PostPosted: Mon May 24, 2010 8:08 pm
by Jason Rees
I think Detroit SWAT/PD needs to cease and desist until they can fix their training/performance issues.

PostPosted: Mon May 24, 2010 8:12 pm
by Panther
I agree with that, but I would expand it to every PD across the country. I still think there are ways to apprehend a suspect without the police endangering innocent children. But don't misunderstand... if the suspect is in any way threatening innocent children, then neutralize the threat.

PostPosted: Tue May 25, 2010 12:12 am
by Jason Rees
I don't think it's a national problem. LAPD, NYPD, those guys set the standard, and I think most departments listen and emulate. Detroit... Ugh. They're 'special.'

PostPosted: Tue May 25, 2010 3:21 am
by Panther
LAPD & NYPD have both had their own major problems over the years. I'm not so sure that's the highest standard tolive up to. I still think that protecting the lives of children is more important than being macho and throwing flash-bangs into a house that is known to contain children. Then again, I guess the collateral damage for children has become "acceptable" since Waco. I just happen to disagree that collateral damage of children can ever be acceptable. Harm a child, pay the price. But that's the Daddy in me talking.

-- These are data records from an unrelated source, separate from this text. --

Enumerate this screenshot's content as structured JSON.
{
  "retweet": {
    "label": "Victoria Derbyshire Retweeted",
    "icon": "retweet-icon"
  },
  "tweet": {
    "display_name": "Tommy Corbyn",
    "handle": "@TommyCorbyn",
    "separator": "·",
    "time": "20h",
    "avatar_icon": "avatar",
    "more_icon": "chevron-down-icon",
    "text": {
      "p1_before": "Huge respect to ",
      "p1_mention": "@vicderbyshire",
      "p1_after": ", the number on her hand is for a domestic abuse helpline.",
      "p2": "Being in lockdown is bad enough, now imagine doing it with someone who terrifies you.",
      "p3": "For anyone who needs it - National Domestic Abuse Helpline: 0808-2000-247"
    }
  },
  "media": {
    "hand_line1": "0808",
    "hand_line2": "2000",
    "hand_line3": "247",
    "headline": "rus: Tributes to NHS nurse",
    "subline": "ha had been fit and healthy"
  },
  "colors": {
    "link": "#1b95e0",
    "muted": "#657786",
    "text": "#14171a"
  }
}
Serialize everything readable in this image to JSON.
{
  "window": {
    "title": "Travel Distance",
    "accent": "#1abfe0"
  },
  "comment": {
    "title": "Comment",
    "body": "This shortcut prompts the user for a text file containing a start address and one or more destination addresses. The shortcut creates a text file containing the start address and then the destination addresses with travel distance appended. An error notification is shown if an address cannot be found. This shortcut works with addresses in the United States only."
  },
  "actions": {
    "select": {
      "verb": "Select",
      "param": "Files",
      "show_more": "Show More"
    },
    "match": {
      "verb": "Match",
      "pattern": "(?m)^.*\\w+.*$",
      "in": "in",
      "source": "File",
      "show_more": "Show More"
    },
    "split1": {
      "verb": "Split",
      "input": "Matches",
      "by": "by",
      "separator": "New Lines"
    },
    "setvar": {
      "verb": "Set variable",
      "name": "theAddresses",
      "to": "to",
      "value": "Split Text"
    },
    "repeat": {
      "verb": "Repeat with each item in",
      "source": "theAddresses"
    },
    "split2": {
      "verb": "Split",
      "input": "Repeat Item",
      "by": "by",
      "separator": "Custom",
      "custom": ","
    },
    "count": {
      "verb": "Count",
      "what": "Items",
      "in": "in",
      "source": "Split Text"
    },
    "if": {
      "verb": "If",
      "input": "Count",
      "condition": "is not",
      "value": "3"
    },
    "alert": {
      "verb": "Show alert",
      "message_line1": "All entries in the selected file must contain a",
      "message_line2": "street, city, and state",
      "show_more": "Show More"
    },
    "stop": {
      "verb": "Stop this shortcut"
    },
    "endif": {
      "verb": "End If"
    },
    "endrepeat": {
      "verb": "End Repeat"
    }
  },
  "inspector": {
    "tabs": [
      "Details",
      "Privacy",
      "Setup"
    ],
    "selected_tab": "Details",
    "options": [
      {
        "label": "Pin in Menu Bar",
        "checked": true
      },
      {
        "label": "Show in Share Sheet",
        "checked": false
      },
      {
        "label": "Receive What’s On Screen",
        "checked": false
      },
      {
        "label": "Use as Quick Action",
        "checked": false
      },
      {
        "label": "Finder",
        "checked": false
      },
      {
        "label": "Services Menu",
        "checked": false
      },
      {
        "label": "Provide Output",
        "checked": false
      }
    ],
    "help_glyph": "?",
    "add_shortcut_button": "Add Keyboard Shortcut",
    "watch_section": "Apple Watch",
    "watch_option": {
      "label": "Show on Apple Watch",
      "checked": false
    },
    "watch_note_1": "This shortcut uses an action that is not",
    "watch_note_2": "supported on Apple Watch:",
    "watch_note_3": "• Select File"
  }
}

PostPosted: Tue May 25, 2010 5:55 am
by Jason Rees
I don't think the girl's death was acceptable. I place the blame fully on the officer whose gun went off, and the training and rating program officers that deemed him qualified to be part of that kind of operation.

PostPosted: Tue May 25, 2010 1:04 pm
by Panther
Thanks Jason. I agree completely. IMNSHO, there are far too many who feel that they or their compatriots are qualified and that puts too many innocents in harm's way unnecessarily. Like I said, it's the Daddy in me that, even tho I have no relation to this child whatsoever, goes through the emotional roller-coaster when I hear of preventable things such as this. I get sad, then mad... tho nothing can be done to "make it right" at this point. I just can't help but think how I'd feel if it were my child. Then again, I wouldn't be willingly having a fugitive as a house-guest, especially where it could put my children in danger.

Take care...